[Records from a data source]
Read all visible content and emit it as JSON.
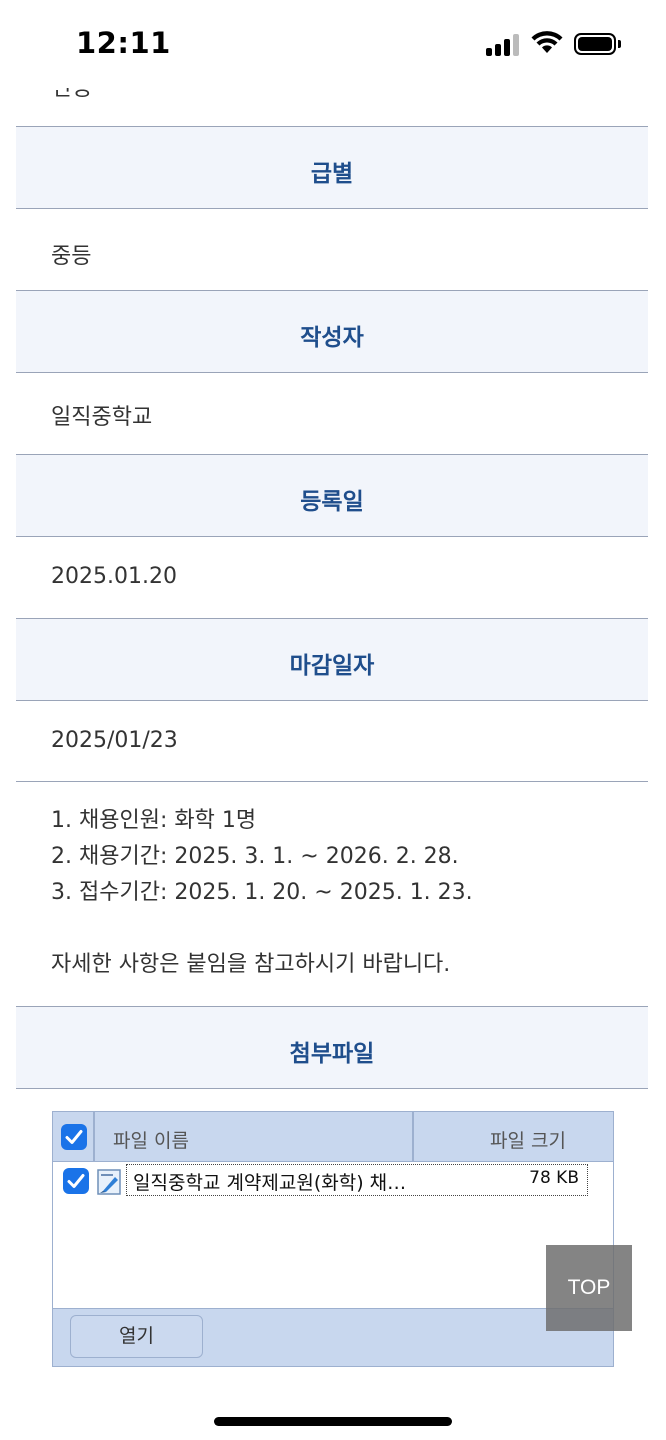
{
  "status_bar": {
    "time": "12:11"
  },
  "partial_row_text": "안동",
  "rows": [
    {
      "label": "급별",
      "value": "중등"
    },
    {
      "label": "작성자",
      "value": "일직중학교"
    },
    {
      "label": "등록일",
      "value": "2025.01.20"
    },
    {
      "label": "마감일자",
      "value": "2025/01/23"
    }
  ],
  "content": {
    "lines": [
      "1. 채용인원: 화학 1명",
      "2. 채용기간: 2025. 3. 1. ~ 2026. 2. 28.",
      "3. 접수기간: 2025. 1. 20. ~ 2025. 1. 23."
    ],
    "note": "자세한 사항은 붙임을 참고하시기 바랍니다."
  },
  "attachments": {
    "section_label": "첨부파일",
    "col_name": "파일 이름",
    "col_size": "파일 크기",
    "files": [
      {
        "name": "일직중학교 계약제교원(화학) 채…",
        "size": "78 KB",
        "checked": true
      }
    ],
    "open_button": "열기"
  },
  "top_button": "TOP",
  "colors": {
    "header_text": "#1f4e8c",
    "header_bg": "#f2f5fb",
    "widget_bg": "#c8d7ee",
    "checkbox": "#1a73e8"
  }
}
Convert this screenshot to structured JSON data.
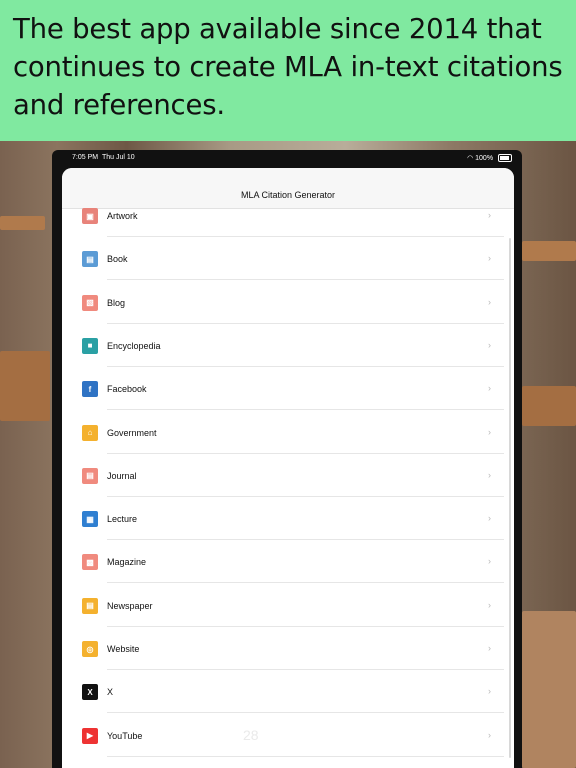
{
  "banner": {
    "headline": "The best app available since 2014 that continues to create MLA in-text citations and references."
  },
  "status_bar": {
    "time": "7:05 PM",
    "date": "Thu Jul 10",
    "battery": "100%"
  },
  "nav": {
    "title": "MLA Citation Generator"
  },
  "page_indicator": "28",
  "items": [
    {
      "label": "Artwork",
      "icon": "artwork-icon",
      "color": "#e8837a"
    },
    {
      "label": "Book",
      "icon": "book-icon",
      "color": "#5b9bd5"
    },
    {
      "label": "Blog",
      "icon": "blog-icon",
      "color": "#f08a7e"
    },
    {
      "label": "Encyclopedia",
      "icon": "encyclopedia-icon",
      "color": "#2aa0a4"
    },
    {
      "label": "Facebook",
      "icon": "facebook-icon",
      "color": "#2f73c4"
    },
    {
      "label": "Government",
      "icon": "government-icon",
      "color": "#f4b12e"
    },
    {
      "label": "Journal",
      "icon": "journal-icon",
      "color": "#f08a7e"
    },
    {
      "label": "Lecture",
      "icon": "lecture-icon",
      "color": "#2f7fd1"
    },
    {
      "label": "Magazine",
      "icon": "magazine-icon",
      "color": "#f08a7e"
    },
    {
      "label": "Newspaper",
      "icon": "newspaper-icon",
      "color": "#f4b12e"
    },
    {
      "label": "Website",
      "icon": "website-icon",
      "color": "#f4b12e"
    },
    {
      "label": "X",
      "icon": "x-logo-icon",
      "color": "#111111"
    },
    {
      "label": "YouTube",
      "icon": "youtube-icon",
      "color": "#2f73c4"
    }
  ]
}
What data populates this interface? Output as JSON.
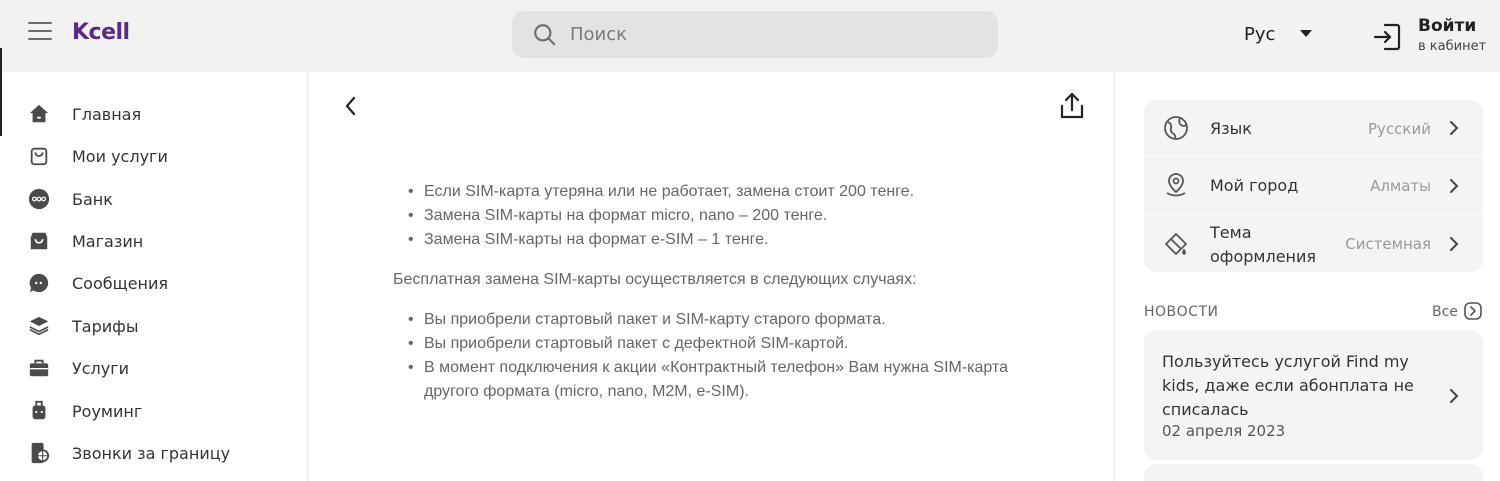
{
  "header": {
    "logo": "Kcell",
    "search_placeholder": "Поиск",
    "language": "Рус",
    "login_title": "Войти",
    "login_subtitle": "в кабинет"
  },
  "sidebar": {
    "items": [
      {
        "label": "Главная",
        "icon": "home-icon"
      },
      {
        "label": "Мои услуги",
        "icon": "bag-icon"
      },
      {
        "label": "Банк",
        "icon": "bank-icon"
      },
      {
        "label": "Магазин",
        "icon": "shop-icon"
      },
      {
        "label": "Сообщения",
        "icon": "chat-icon"
      },
      {
        "label": "Тарифы",
        "icon": "layers-icon"
      },
      {
        "label": "Услуги",
        "icon": "briefcase-icon"
      },
      {
        "label": "Роуминг",
        "icon": "luggage-icon"
      },
      {
        "label": "Звонки за границу",
        "icon": "phone-globe-icon"
      }
    ]
  },
  "article": {
    "list1": [
      "Если SIM-карта утеряна или не работает, замена стоит 200 тенге.",
      "Замена SIM-карты на формат micro, nano – 200 тенге.",
      "Замена SIM-карты на формат e-SIM – 1 тенге."
    ],
    "paragraph": "Бесплатная замена SIM-карты осуществляется в следующих случаях:",
    "list2": [
      "Вы приобрели стартовый пакет и SIM-карту старого формата.",
      "Вы приобрели стартовый пакет с дефектной SIM-картой.",
      "В момент подключения к акции «Контрактный телефон» Вам нужна SIM-карта другого формата (micro, nano, M2M, e-SIM)."
    ]
  },
  "settings": {
    "language_label": "Язык",
    "language_value": "Русский",
    "city_label": "Мой город",
    "city_value": "Алматы",
    "theme_label_line1": "Тема",
    "theme_label_line2": "оформления",
    "theme_value": "Системная"
  },
  "news": {
    "heading": "НОВОСТИ",
    "all_label": "Все",
    "items": [
      {
        "title": "Пользуйтесь услугой Find my kids, даже если абонплата не списалась",
        "date": "02 апреля 2023"
      }
    ]
  },
  "colors": {
    "brand": "#5b2a86",
    "header_bg": "#f2f2f2",
    "panel_bg": "#f4f4f4"
  }
}
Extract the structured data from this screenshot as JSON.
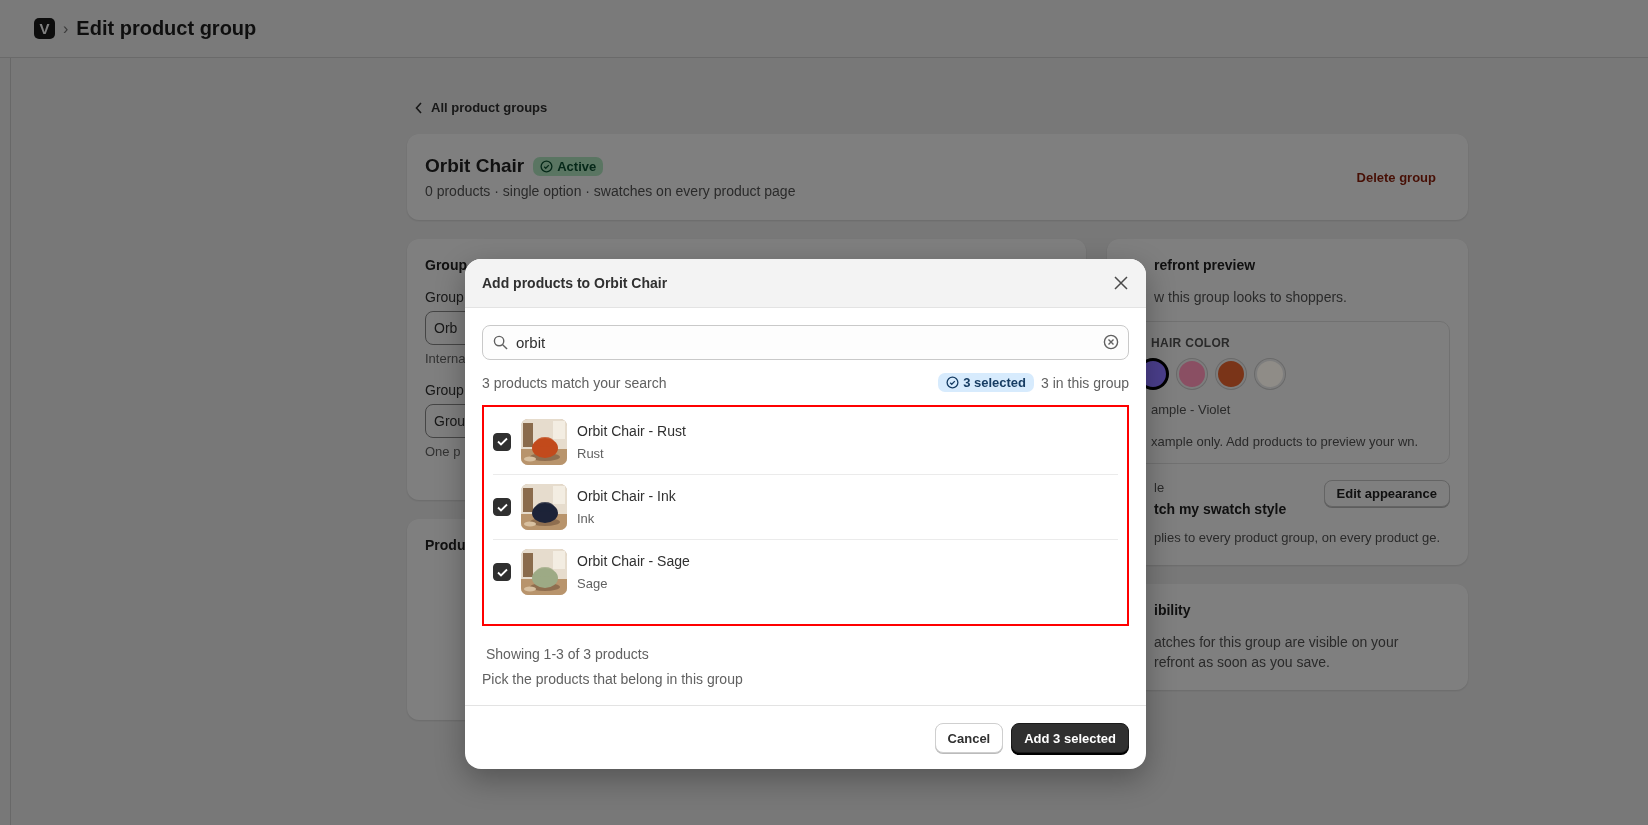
{
  "header": {
    "logo": "V",
    "separator": "›",
    "title": "Edit product group"
  },
  "back_link": {
    "label": "All product groups"
  },
  "group_card": {
    "title": "Orbit Chair",
    "status": "Active",
    "summary": "0 products · single option · swatches on every product page",
    "delete_label": "Delete group"
  },
  "details_card": {
    "heading": "Group",
    "fields": [
      {
        "label": "Group",
        "value": "Orb",
        "hint": "Interna"
      },
      {
        "label": "Group",
        "value": "Grou",
        "hint": "One p"
      }
    ]
  },
  "products_card": {
    "heading": "Produ"
  },
  "preview_card": {
    "heading": "refront preview",
    "description": "w this group looks to shoppers.",
    "option_label": "HAIR COLOR",
    "swatches": [
      {
        "color": "#4b3f8c",
        "selected": true
      },
      {
        "color": "#8a4f63",
        "selected": false
      },
      {
        "color": "#7a3418",
        "selected": false
      },
      {
        "color": "#8f8c87",
        "selected": false
      }
    ],
    "example_caption": "ample - Violet",
    "example_note": "xample only. Add products to preview your wn.",
    "style_label": "le",
    "style_value": "tch my swatch style",
    "style_button": "Edit appearance",
    "style_note": "plies to every product group, on every product ge."
  },
  "visibility_card": {
    "heading": "ibility",
    "note": "atches for this group are visible on your refront as soon as you save."
  },
  "modal": {
    "title": "Add products to Orbit Chair",
    "search": {
      "value": "orbit"
    },
    "match_count": "3 products match your search",
    "selected_badge": "3 selected",
    "group_count": "3 in this group",
    "products": [
      {
        "name": "Orbit Chair - Rust",
        "variant": "Rust",
        "checked": true
      },
      {
        "name": "Orbit Chair - Ink",
        "variant": "Ink",
        "checked": true
      },
      {
        "name": "Orbit Chair - Sage",
        "variant": "Sage",
        "checked": true
      }
    ],
    "showing": "Showing 1-3 of 3 products",
    "hint": "Pick the products that belong in this group",
    "cancel": "Cancel",
    "confirm": "Add 3 selected"
  }
}
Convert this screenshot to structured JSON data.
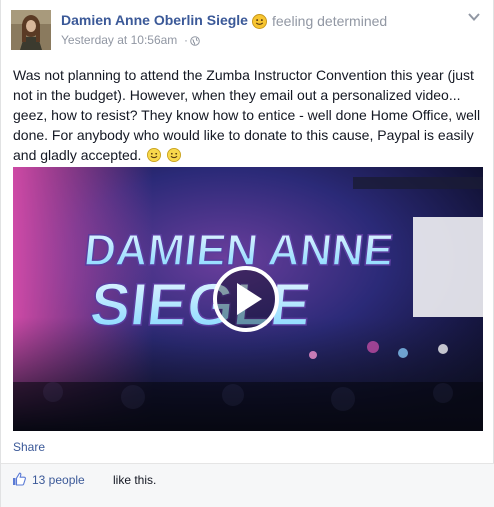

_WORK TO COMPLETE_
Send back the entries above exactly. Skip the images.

_SOLUTION TO THIS TASK_
Read all visible content and emit it as JSON.
{
  "status_bar": {
    "time": "12:11"
  },
  "partial_row_text": "안동",
  "rows": [
    {
      "label": "급별",
      "value": "중등"
    },
    {
      "label": "작성자",
      "value": "일직중학교"
    },
    {
      "label": "등록일",
      "value": "2025.01.20"
    },
    {
      "label": "마감일자",
      "value": "2025/01/23"
    }
  ],
  "content": {
    "lines": [
      "1. 채용인원: 화학 1명",
      "2. 채용기간: 2025. 3. 1. ~ 2026. 2. 28.",
      "3. 접수기간: 2025. 1. 20. ~ 2025. 1. 23."
    ],
    "note": "자세한 사항은 붙임을 참고하시기 바랍니다."
  },
  "attachments": {
    "section_label": "첨부파일",
    "col_name": "파일 이름",
    "col_size": "파일 크기",
    "files": [
      {
        "name": "일직중학교 계약제교원(화학) 채…",
        "size": "78 KB",
        "checked": true
      }
    ],
    "open_button": "열기"
  },
  "top_button": "TOP",
  "colors": {
    "header_text": "#1f4e8c",
    "header_bg": "#f2f5fb",
    "widget_bg": "#c8d7ee",
    "checkbox": "#1a73e8"
  }
}
Convert this screenshot to structured JSON data.
{
  "banner": {
    "headline": "The best app available since 2014 that continues to create MLA in-text citations and references."
  },
  "status_bar": {
    "time": "7:05 PM",
    "date": "Thu Jul 10",
    "battery": "100%"
  },
  "nav": {
    "title": "MLA Citation Generator"
  },
  "page_indicator": "28",
  "items": [
    {
      "label": "Artwork",
      "icon": "artwork-icon",
      "color": "#e8837a"
    },
    {
      "label": "Book",
      "icon": "book-icon",
      "color": "#5b9bd5"
    },
    {
      "label": "Blog",
      "icon": "blog-icon",
      "color": "#f08a7e"
    },
    {
      "label": "Encyclopedia",
      "icon": "encyclopedia-icon",
      "color": "#2aa0a4"
    },
    {
      "label": "Facebook",
      "icon": "facebook-icon",
      "color": "#2f73c4"
    },
    {
      "label": "Government",
      "icon": "government-icon",
      "color": "#f4b12e"
    },
    {
      "label": "Journal",
      "icon": "journal-icon",
      "color": "#f08a7e"
    },
    {
      "label": "Lecture",
      "icon": "lecture-icon",
      "color": "#2f7fd1"
    },
    {
      "label": "Magazine",
      "icon": "magazine-icon",
      "color": "#f08a7e"
    },
    {
      "label": "Newspaper",
      "icon": "newspaper-icon",
      "color": "#f4b12e"
    },
    {
      "label": "Website",
      "icon": "website-icon",
      "color": "#f4b12e"
    },
    {
      "label": "X",
      "icon": "x-logo-icon",
      "color": "#111111"
    },
    {
      "label": "YouTube",
      "icon": "youtube-icon",
      "color": "#2f73c4"
    }
  ]
}
What data populates this interface? Output as JSON.
{
  "header": {
    "logo": "Kcell",
    "search_placeholder": "Поиск",
    "language": "Рус",
    "login_title": "Войти",
    "login_subtitle": "в кабинет"
  },
  "sidebar": {
    "items": [
      {
        "label": "Главная",
        "icon": "home-icon"
      },
      {
        "label": "Мои услуги",
        "icon": "bag-icon"
      },
      {
        "label": "Банк",
        "icon": "bank-icon"
      },
      {
        "label": "Магазин",
        "icon": "shop-icon"
      },
      {
        "label": "Сообщения",
        "icon": "chat-icon"
      },
      {
        "label": "Тарифы",
        "icon": "layers-icon"
      },
      {
        "label": "Услуги",
        "icon": "briefcase-icon"
      },
      {
        "label": "Роуминг",
        "icon": "luggage-icon"
      },
      {
        "label": "Звонки за границу",
        "icon": "phone-globe-icon"
      }
    ]
  },
  "article": {
    "list1": [
      "Если SIM-карта утеряна или не работает, замена стоит 200 тенге.",
      "Замена SIM-карты на формат micro, nano – 200 тенге.",
      "Замена SIM-карты на формат e-SIM – 1 тенге."
    ],
    "paragraph": "Бесплатная замена SIM-карты осуществляется в следующих случаях:",
    "list2": [
      "Вы приобрели стартовый пакет и SIM-карту старого формата.",
      "Вы приобрели стартовый пакет с дефектной SIM-картой.",
      "В момент подключения к акции «Контрактный телефон» Вам нужна SIM-карта другого формата (micro, nano, M2M, e-SIM)."
    ]
  },
  "settings": {
    "language_label": "Язык",
    "language_value": "Русский",
    "city_label": "Мой город",
    "city_value": "Алматы",
    "theme_label_line1": "Тема",
    "theme_label_line2": "оформления",
    "theme_value": "Системная"
  },
  "news": {
    "heading": "НОВОСТИ",
    "all_label": "Все",
    "items": [
      {
        "title": "Пользуйтесь услугой Find my kids, даже если абонплата не списалась",
        "date": "02 апреля 2023"
      }
    ]
  },
  "colors": {
    "brand": "#5b2a86",
    "header_bg": "#f2f2f2",
    "panel_bg": "#f4f4f4"
  }
}
Extract the structured data from this screenshot as JSON.
{
  "header": {
    "logo": "V",
    "separator": "›",
    "title": "Edit product group"
  },
  "back_link": {
    "label": "All product groups"
  },
  "group_card": {
    "title": "Orbit Chair",
    "status": "Active",
    "summary": "0 products · single option · swatches on every product page",
    "delete_label": "Delete group"
  },
  "details_card": {
    "heading": "Group",
    "fields": [
      {
        "label": "Group",
        "value": "Orb",
        "hint": "Interna"
      },
      {
        "label": "Group",
        "value": "Grou",
        "hint": "One p"
      }
    ]
  },
  "products_card": {
    "heading": "Produ"
  },
  "preview_card": {
    "heading": "refront preview",
    "description": "w this group looks to shoppers.",
    "option_label": "HAIR COLOR",
    "swatches": [
      {
        "color": "#4b3f8c",
        "selected": true
      },
      {
        "color": "#8a4f63",
        "selected": false
      },
      {
        "color": "#7a3418",
        "selected": false
      },
      {
        "color": "#8f8c87",
        "selected": false
      }
    ],
    "example_caption": "ample - Violet",
    "example_note": "xample only. Add products to preview your wn.",
    "style_label": "le",
    "style_value": "tch my swatch style",
    "style_button": "Edit appearance",
    "style_note": "plies to every product group, on every product ge."
  },
  "visibility_card": {
    "heading": "ibility",
    "note": "atches for this group are visible on your refront as soon as you save."
  },
  "modal": {
    "title": "Add products to Orbit Chair",
    "search": {
      "value": "orbit"
    },
    "match_count": "3 products match your search",
    "selected_badge": "3 selected",
    "group_count": "3 in this group",
    "products": [
      {
        "name": "Orbit Chair - Rust",
        "variant": "Rust",
        "checked": true
      },
      {
        "name": "Orbit Chair - Ink",
        "variant": "Ink",
        "checked": true
      },
      {
        "name": "Orbit Chair - Sage",
        "variant": "Sage",
        "checked": true
      }
    ],
    "showing": "Showing 1-3 of 3 products",
    "hint": "Pick the products that belong in this group",
    "cancel": "Cancel",
    "confirm": "Add 3 selected"
  }
}
Convert this screenshot to structured JSON data.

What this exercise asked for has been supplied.